EXERCISE DETAILS -
Copy each line of the following data that contains "this".

[App and web page records]
────────────────────

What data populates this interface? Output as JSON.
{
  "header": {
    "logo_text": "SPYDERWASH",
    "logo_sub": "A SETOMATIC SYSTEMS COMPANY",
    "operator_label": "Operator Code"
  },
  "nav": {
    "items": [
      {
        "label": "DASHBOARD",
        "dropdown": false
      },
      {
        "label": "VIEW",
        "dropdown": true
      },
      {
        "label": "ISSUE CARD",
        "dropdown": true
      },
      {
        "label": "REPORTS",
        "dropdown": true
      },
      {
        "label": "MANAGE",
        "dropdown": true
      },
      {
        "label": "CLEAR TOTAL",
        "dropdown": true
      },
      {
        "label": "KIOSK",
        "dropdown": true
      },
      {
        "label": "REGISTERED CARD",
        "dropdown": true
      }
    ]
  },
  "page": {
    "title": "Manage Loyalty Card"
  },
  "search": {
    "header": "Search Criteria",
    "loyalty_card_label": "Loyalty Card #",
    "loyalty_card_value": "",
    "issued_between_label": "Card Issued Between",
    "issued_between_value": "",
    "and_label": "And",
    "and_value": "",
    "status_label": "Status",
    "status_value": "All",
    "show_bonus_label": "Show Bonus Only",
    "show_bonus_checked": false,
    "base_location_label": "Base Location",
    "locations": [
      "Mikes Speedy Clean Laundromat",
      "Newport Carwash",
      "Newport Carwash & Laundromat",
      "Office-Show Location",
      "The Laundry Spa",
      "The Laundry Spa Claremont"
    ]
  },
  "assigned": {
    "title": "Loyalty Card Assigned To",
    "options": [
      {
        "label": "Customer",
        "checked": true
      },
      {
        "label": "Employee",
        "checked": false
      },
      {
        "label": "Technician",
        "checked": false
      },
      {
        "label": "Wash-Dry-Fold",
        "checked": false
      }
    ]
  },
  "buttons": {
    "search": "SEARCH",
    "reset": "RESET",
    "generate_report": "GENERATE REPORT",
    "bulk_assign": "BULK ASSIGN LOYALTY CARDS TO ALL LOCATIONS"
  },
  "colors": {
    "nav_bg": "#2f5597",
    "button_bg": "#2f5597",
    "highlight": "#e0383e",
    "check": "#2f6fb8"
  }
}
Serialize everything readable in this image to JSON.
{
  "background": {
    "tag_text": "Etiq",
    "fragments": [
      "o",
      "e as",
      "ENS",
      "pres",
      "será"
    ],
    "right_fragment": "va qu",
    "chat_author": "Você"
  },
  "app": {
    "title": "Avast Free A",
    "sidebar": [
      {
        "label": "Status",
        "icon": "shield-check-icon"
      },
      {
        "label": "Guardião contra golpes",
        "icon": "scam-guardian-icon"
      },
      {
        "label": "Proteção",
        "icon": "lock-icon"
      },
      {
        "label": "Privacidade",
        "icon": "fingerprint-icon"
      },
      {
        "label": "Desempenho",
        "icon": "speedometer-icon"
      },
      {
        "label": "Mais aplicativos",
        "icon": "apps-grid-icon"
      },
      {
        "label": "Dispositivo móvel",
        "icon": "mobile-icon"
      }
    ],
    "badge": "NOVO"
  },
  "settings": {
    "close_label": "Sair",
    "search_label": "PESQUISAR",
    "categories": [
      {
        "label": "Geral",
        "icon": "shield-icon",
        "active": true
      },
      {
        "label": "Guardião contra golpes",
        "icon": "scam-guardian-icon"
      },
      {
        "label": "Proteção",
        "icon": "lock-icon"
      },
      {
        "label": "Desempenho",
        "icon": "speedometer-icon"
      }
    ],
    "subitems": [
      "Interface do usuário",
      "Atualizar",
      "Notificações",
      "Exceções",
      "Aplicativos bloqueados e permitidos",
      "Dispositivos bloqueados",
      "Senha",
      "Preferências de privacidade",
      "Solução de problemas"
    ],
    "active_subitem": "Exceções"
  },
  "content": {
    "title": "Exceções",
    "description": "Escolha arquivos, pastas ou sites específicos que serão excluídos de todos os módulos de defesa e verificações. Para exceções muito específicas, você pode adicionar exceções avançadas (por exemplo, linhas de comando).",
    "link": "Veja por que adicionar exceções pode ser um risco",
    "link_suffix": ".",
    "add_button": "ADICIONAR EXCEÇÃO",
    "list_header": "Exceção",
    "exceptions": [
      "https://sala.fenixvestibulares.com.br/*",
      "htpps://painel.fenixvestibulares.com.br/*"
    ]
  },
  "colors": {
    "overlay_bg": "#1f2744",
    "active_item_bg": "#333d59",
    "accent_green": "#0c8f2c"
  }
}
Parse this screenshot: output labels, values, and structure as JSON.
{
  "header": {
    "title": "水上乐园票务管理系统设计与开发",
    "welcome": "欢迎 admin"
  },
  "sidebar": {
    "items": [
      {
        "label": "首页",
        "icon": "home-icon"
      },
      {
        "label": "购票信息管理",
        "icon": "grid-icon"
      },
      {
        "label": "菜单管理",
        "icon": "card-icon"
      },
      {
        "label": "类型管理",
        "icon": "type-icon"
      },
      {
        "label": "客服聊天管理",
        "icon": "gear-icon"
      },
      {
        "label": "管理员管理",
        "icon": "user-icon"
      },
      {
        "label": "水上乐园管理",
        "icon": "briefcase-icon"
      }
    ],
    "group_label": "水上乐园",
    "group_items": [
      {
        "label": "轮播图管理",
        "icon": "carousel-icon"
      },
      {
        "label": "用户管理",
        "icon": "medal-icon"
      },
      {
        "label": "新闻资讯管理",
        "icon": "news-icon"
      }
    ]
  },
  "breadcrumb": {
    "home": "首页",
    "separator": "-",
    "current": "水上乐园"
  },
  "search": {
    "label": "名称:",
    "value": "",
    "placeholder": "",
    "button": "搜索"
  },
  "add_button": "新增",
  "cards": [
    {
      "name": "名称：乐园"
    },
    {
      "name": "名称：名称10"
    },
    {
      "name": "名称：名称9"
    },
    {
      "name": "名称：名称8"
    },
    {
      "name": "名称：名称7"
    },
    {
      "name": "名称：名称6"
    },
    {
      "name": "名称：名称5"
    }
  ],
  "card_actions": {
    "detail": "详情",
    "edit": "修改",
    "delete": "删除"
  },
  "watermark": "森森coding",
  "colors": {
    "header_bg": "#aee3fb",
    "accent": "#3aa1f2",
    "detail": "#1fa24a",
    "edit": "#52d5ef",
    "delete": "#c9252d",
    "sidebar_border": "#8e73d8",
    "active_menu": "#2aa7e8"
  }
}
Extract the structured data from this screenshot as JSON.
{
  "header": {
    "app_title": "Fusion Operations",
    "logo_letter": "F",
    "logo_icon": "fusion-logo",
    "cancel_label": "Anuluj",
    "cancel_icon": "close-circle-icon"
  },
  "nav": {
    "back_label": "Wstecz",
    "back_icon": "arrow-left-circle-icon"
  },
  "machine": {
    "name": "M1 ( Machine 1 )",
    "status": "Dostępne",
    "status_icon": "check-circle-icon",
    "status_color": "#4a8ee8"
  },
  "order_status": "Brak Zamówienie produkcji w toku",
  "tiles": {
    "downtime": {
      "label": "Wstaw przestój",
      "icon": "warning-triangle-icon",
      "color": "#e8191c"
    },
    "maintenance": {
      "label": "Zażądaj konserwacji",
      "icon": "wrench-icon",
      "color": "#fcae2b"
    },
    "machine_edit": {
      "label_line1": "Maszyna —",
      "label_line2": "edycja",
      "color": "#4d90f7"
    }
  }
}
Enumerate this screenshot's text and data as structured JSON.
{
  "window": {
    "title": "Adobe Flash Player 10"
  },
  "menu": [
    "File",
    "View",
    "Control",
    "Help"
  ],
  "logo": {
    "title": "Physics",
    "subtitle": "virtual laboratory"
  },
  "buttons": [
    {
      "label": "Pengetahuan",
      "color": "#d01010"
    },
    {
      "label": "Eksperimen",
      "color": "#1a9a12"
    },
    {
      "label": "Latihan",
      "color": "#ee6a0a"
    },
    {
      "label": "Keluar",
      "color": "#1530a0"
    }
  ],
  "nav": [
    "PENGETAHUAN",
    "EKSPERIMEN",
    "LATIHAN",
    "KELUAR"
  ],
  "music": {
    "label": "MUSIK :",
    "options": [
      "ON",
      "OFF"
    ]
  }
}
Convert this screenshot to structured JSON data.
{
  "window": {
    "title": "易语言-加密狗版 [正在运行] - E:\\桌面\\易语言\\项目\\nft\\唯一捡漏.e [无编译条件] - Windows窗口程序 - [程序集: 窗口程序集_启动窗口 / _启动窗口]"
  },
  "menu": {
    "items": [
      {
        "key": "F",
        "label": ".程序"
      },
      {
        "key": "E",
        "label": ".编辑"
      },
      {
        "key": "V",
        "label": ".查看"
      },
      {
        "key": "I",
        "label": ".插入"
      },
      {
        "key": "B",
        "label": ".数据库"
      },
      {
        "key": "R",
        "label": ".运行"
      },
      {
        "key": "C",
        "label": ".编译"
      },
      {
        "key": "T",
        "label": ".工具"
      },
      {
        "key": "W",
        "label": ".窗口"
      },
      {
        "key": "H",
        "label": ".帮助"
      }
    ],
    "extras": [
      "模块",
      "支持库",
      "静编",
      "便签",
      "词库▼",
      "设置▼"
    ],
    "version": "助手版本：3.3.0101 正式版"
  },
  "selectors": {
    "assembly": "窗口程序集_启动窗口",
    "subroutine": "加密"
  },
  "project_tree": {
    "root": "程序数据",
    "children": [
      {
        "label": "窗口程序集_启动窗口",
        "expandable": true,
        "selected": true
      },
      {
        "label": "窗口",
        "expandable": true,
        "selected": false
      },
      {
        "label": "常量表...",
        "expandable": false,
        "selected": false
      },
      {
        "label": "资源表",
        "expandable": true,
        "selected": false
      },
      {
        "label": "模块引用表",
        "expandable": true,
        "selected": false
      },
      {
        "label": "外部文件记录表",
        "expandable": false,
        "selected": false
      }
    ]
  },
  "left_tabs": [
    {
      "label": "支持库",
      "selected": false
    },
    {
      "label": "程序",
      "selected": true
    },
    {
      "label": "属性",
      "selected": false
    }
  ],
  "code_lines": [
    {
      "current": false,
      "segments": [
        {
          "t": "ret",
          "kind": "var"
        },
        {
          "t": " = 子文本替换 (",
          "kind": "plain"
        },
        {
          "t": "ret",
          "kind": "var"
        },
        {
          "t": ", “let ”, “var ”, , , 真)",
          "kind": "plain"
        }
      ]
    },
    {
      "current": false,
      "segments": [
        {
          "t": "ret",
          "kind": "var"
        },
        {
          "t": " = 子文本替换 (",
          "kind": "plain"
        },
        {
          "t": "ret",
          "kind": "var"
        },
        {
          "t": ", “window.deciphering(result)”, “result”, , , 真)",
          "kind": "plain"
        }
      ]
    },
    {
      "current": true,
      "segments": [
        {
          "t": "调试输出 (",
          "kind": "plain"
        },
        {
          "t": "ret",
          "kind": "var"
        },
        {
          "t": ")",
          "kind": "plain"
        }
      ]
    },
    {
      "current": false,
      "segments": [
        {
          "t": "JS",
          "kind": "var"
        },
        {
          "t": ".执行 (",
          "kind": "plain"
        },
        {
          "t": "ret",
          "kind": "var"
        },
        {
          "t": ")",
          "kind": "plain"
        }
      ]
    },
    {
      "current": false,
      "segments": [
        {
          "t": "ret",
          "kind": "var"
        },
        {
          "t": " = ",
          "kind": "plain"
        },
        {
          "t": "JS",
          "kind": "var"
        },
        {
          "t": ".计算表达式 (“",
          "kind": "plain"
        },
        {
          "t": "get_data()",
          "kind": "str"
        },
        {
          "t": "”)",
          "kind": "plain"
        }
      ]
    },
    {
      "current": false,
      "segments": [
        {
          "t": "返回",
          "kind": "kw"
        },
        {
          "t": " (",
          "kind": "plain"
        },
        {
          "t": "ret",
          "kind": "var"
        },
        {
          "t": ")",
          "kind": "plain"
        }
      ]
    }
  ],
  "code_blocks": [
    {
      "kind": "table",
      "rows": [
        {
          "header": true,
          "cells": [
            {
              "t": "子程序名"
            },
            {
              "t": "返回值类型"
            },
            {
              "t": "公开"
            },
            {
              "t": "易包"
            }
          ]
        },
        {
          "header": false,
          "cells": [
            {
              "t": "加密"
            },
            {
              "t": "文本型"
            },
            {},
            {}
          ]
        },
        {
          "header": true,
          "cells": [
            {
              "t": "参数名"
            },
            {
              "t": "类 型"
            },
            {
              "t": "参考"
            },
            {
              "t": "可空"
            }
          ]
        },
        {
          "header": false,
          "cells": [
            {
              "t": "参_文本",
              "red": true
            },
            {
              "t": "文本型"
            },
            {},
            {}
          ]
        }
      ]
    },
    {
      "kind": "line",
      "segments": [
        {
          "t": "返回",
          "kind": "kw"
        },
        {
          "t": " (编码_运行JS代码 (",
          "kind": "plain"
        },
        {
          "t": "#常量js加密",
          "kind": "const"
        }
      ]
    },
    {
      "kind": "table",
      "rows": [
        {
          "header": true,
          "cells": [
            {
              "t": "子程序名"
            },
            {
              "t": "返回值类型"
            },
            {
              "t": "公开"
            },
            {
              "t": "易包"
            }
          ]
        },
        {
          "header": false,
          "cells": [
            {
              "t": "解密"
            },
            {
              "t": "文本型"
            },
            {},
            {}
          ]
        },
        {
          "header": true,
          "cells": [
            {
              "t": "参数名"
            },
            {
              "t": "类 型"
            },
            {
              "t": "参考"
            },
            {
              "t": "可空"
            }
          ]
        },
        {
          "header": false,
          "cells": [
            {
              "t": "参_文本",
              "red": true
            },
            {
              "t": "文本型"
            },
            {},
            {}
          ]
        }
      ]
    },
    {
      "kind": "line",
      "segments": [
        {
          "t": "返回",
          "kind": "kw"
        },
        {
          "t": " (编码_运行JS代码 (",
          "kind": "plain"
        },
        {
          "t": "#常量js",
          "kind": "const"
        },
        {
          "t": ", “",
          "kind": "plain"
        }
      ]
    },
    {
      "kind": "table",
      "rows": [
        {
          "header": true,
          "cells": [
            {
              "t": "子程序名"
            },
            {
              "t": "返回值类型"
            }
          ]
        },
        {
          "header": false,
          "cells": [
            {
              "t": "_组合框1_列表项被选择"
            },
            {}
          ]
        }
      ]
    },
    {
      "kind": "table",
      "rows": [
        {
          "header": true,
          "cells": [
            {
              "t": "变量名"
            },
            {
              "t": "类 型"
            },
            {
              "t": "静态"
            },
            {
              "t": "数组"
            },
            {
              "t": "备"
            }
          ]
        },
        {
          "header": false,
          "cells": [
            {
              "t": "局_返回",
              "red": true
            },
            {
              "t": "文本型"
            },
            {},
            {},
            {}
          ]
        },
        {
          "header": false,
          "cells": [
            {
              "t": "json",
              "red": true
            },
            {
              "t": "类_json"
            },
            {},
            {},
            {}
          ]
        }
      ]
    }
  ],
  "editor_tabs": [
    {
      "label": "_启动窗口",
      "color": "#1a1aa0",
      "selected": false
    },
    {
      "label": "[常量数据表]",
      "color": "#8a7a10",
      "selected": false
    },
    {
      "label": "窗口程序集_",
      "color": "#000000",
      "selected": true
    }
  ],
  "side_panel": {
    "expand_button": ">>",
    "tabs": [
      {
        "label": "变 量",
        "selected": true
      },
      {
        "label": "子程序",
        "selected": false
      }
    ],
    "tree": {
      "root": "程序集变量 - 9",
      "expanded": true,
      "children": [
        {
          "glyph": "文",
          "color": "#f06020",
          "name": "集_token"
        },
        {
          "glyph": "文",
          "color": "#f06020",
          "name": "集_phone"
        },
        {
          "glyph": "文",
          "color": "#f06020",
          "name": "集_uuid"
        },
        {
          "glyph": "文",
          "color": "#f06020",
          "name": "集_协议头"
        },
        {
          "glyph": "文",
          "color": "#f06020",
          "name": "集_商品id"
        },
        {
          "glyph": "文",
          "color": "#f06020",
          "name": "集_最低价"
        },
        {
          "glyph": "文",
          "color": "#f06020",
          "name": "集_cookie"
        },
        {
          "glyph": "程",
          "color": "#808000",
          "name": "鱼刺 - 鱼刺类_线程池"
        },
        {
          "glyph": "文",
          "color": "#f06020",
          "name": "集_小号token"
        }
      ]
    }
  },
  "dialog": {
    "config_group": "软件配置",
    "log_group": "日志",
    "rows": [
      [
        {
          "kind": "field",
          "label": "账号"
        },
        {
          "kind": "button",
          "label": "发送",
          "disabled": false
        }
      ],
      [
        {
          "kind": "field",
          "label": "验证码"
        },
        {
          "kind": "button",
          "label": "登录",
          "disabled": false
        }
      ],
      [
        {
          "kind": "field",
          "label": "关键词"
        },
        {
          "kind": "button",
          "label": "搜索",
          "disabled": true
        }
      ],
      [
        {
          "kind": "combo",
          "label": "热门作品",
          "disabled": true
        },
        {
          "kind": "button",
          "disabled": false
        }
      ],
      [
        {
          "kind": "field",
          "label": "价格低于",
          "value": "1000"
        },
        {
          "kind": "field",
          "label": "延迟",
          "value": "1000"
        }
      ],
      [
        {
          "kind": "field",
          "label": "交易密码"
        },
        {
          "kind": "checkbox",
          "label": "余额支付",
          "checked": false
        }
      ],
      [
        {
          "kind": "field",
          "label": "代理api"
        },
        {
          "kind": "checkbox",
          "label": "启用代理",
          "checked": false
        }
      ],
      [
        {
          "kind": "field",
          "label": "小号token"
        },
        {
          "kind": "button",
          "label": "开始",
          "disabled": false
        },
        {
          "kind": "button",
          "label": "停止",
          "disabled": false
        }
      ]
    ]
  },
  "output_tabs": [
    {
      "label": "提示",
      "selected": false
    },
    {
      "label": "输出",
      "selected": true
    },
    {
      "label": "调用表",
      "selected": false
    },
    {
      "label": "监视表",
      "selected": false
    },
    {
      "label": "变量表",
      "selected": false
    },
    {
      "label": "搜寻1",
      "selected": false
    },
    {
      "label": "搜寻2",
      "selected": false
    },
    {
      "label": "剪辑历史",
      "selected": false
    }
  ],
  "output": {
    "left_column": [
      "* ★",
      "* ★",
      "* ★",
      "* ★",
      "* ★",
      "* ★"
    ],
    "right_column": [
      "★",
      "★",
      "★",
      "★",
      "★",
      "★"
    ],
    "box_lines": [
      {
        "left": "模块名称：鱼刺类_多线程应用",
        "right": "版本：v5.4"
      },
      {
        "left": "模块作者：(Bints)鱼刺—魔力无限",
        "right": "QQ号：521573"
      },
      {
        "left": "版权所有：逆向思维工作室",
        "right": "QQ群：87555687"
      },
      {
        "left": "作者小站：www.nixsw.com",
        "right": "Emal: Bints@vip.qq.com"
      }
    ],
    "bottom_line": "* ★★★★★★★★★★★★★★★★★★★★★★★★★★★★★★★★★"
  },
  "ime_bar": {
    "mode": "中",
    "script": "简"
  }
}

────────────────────

PROBLEM SOLUTION -
What data populates this interface? Output as JSON.
Serialize everything readable in this image to JSON.
Parse this screenshot: output labels, values, and structure as JSON.
Extract the structured data from this screenshot as JSON.
Enumerate this screenshot's text and data as structured JSON.
Convert this screenshot to structured JSON data.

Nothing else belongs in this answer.